AIM OF THE EXERCISE
Reproduce the entire listing exactly as written, apart from its pictures.
============================================================
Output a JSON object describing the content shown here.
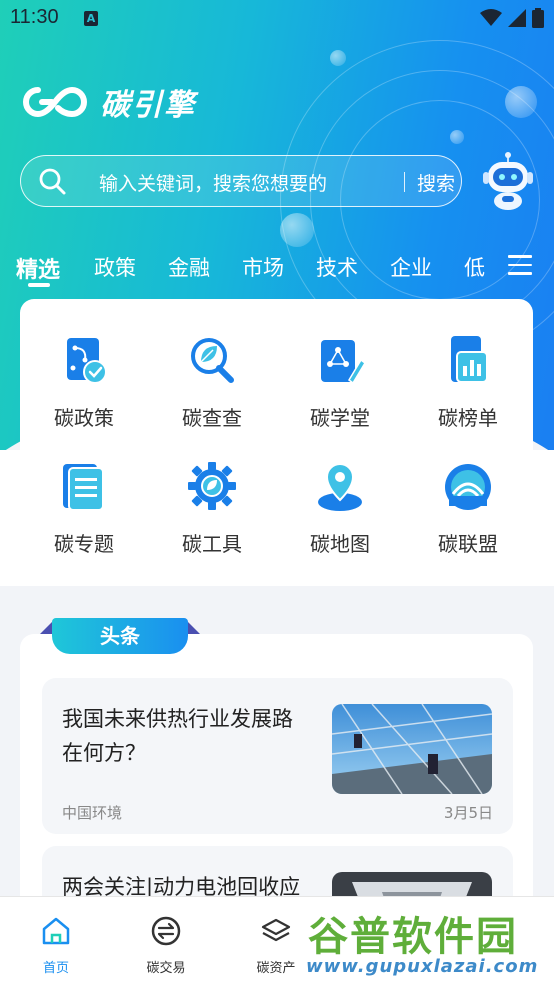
{
  "status_bar": {
    "time": "11:30",
    "notification_badge": "A"
  },
  "brand": {
    "name": "碳引擎"
  },
  "search": {
    "placeholder": "输入关键词，搜索您想要的",
    "button_label": "搜索"
  },
  "tabs": [
    {
      "label": "精选",
      "active": true
    },
    {
      "label": "政策"
    },
    {
      "label": "金融"
    },
    {
      "label": "市场"
    },
    {
      "label": "技术"
    },
    {
      "label": "企业"
    },
    {
      "label": "低"
    }
  ],
  "quick_links": [
    {
      "label": "碳政策",
      "icon": "policy-icon"
    },
    {
      "label": "碳查查",
      "icon": "search-leaf-icon"
    },
    {
      "label": "碳学堂",
      "icon": "classroom-icon"
    },
    {
      "label": "碳榜单",
      "icon": "ranking-icon"
    },
    {
      "label": "碳专题",
      "icon": "topic-icon"
    },
    {
      "label": "碳工具",
      "icon": "tool-gear-icon"
    },
    {
      "label": "碳地图",
      "icon": "map-pin-icon"
    },
    {
      "label": "碳联盟",
      "icon": "alliance-icon"
    }
  ],
  "headlines": {
    "tag_label": "头条",
    "items": [
      {
        "title": "我国未来供热行业发展路在何方？",
        "source": "中国环境",
        "date": "3月5日"
      },
      {
        "title": "两会关注|动力电池回收应避免“优币驱逐良币”",
        "source": "",
        "date": ""
      }
    ]
  },
  "bottom_nav": [
    {
      "label": "首页",
      "icon": "home-icon",
      "active": true
    },
    {
      "label": "碳交易",
      "icon": "exchange-icon"
    },
    {
      "label": "碳资产",
      "icon": "layers-icon"
    },
    {
      "label": "",
      "icon": ""
    },
    {
      "label": "",
      "icon": ""
    }
  ],
  "watermark": {
    "title": "谷普软件园",
    "url": "www.gupuxlazai.com"
  },
  "colors": {
    "accent": "#1a8ff0",
    "accent_teal": "#1fcfb8",
    "text": "#333333"
  }
}
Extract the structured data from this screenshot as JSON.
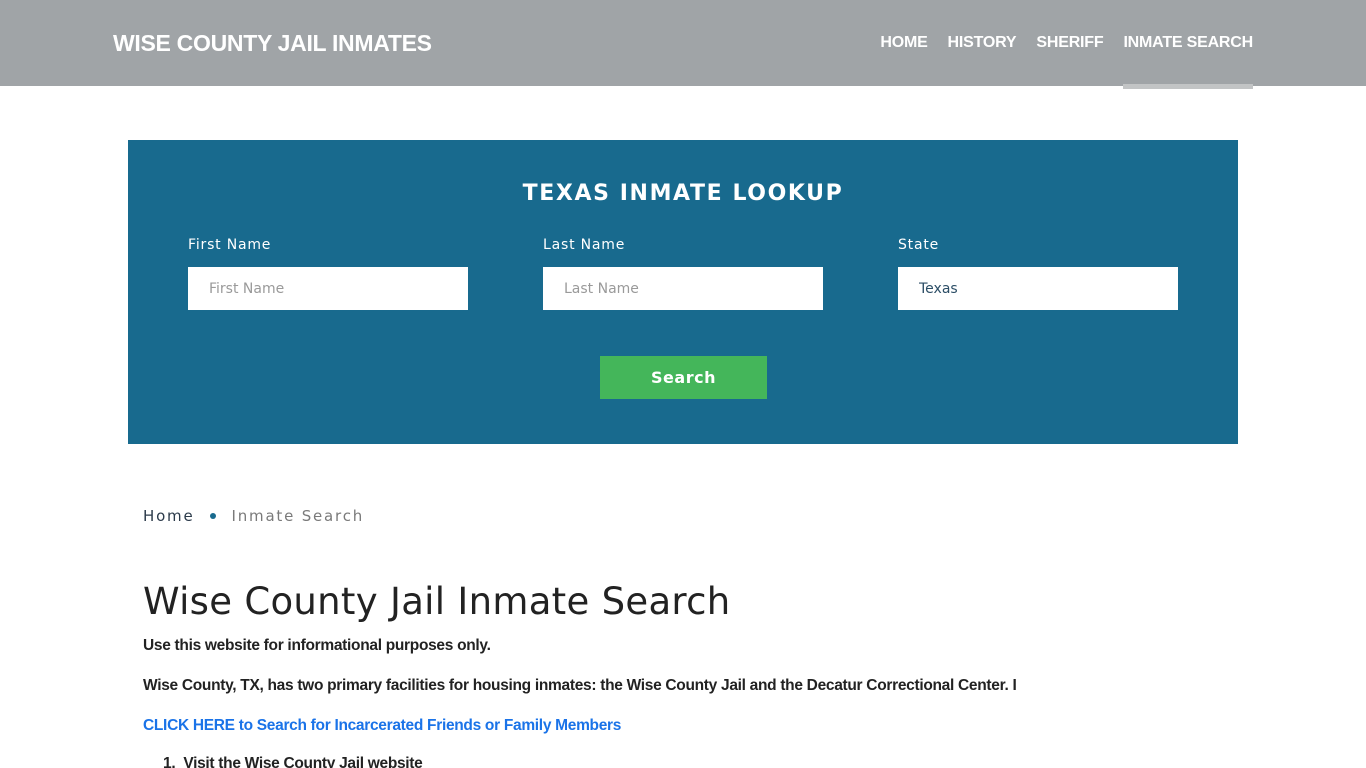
{
  "header": {
    "logo": "WISE COUNTY JAIL INMATES",
    "nav": [
      {
        "label": "HOME",
        "active": false
      },
      {
        "label": "HISTORY",
        "active": false
      },
      {
        "label": "SHERIFF",
        "active": false
      },
      {
        "label": "INMATE SEARCH",
        "active": true
      }
    ]
  },
  "lookup": {
    "title": "TEXAS INMATE LOOKUP",
    "first_name": {
      "label": "First Name",
      "placeholder": "First Name",
      "value": ""
    },
    "last_name": {
      "label": "Last Name",
      "placeholder": "Last Name",
      "value": ""
    },
    "state": {
      "label": "State",
      "value": "Texas"
    },
    "search_label": "Search"
  },
  "breadcrumb": {
    "home": "Home",
    "current": "Inmate Search"
  },
  "content": {
    "title": "Wise County Jail Inmate Search",
    "disclaimer": "Use this website for informational purposes only.",
    "intro": "Wise County, TX, has two primary facilities for housing inmates: the Wise County Jail and the Decatur Correctional Center. I",
    "cta_link": "CLICK HERE to Search for Incarcerated Friends or Family Members",
    "steps": [
      {
        "number": "1.",
        "text": "Visit the Wise County Jail website"
      }
    ]
  },
  "colors": {
    "header_bg": "#a0a4a7",
    "lookup_bg": "#186a8e",
    "search_button": "#44b65a",
    "link": "#1a73e8"
  }
}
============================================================
OUTPUT
Output a JSON object describing the content shown here.
{
  "status_bar": {
    "time": "11:30",
    "notification_badge": "A"
  },
  "brand": {
    "name": "碳引擎"
  },
  "search": {
    "placeholder": "输入关键词，搜索您想要的",
    "button_label": "搜索"
  },
  "tabs": [
    {
      "label": "精选",
      "active": true
    },
    {
      "label": "政策"
    },
    {
      "label": "金融"
    },
    {
      "label": "市场"
    },
    {
      "label": "技术"
    },
    {
      "label": "企业"
    },
    {
      "label": "低"
    }
  ],
  "quick_links": [
    {
      "label": "碳政策",
      "icon": "policy-icon"
    },
    {
      "label": "碳查查",
      "icon": "search-leaf-icon"
    },
    {
      "label": "碳学堂",
      "icon": "classroom-icon"
    },
    {
      "label": "碳榜单",
      "icon": "ranking-icon"
    },
    {
      "label": "碳专题",
      "icon": "topic-icon"
    },
    {
      "label": "碳工具",
      "icon": "tool-gear-icon"
    },
    {
      "label": "碳地图",
      "icon": "map-pin-icon"
    },
    {
      "label": "碳联盟",
      "icon": "alliance-icon"
    }
  ],
  "headlines": {
    "tag_label": "头条",
    "items": [
      {
        "title": "我国未来供热行业发展路在何方？",
        "source": "中国环境",
        "date": "3月5日"
      },
      {
        "title": "两会关注|动力电池回收应避免“优币驱逐良币”",
        "source": "",
        "date": ""
      }
    ]
  },
  "bottom_nav": [
    {
      "label": "首页",
      "icon": "home-icon",
      "active": true
    },
    {
      "label": "碳交易",
      "icon": "exchange-icon"
    },
    {
      "label": "碳资产",
      "icon": "layers-icon"
    },
    {
      "label": "",
      "icon": ""
    },
    {
      "label": "",
      "icon": ""
    }
  ],
  "watermark": {
    "title": "谷普软件园",
    "url": "www.gupuxlazai.com"
  },
  "colors": {
    "accent": "#1a8ff0",
    "accent_teal": "#1fcfb8",
    "text": "#333333"
  }
}
Extract the structured data from this screenshot as JSON.
{
  "header": {
    "logo": "WISE COUNTY JAIL INMATES",
    "nav": [
      {
        "label": "HOME",
        "active": false
      },
      {
        "label": "HISTORY",
        "active": false
      },
      {
        "label": "SHERIFF",
        "active": false
      },
      {
        "label": "INMATE SEARCH",
        "active": true
      }
    ]
  },
  "lookup": {
    "title": "TEXAS INMATE LOOKUP",
    "first_name": {
      "label": "First Name",
      "placeholder": "First Name",
      "value": ""
    },
    "last_name": {
      "label": "Last Name",
      "placeholder": "Last Name",
      "value": ""
    },
    "state": {
      "label": "State",
      "value": "Texas"
    },
    "search_label": "Search"
  },
  "breadcrumb": {
    "home": "Home",
    "current": "Inmate Search"
  },
  "content": {
    "title": "Wise County Jail Inmate Search",
    "disclaimer": "Use this website for informational purposes only.",
    "intro": "Wise County, TX, has two primary facilities for housing inmates: the Wise County Jail and the Decatur Correctional Center. I",
    "cta_link": "CLICK HERE to Search for Incarcerated Friends or Family Members",
    "steps": [
      {
        "number": "1.",
        "text": "Visit the Wise County Jail website"
      }
    ]
  },
  "colors": {
    "header_bg": "#a0a4a7",
    "lookup_bg": "#186a8e",
    "search_button": "#44b65a",
    "link": "#1a73e8"
  }
}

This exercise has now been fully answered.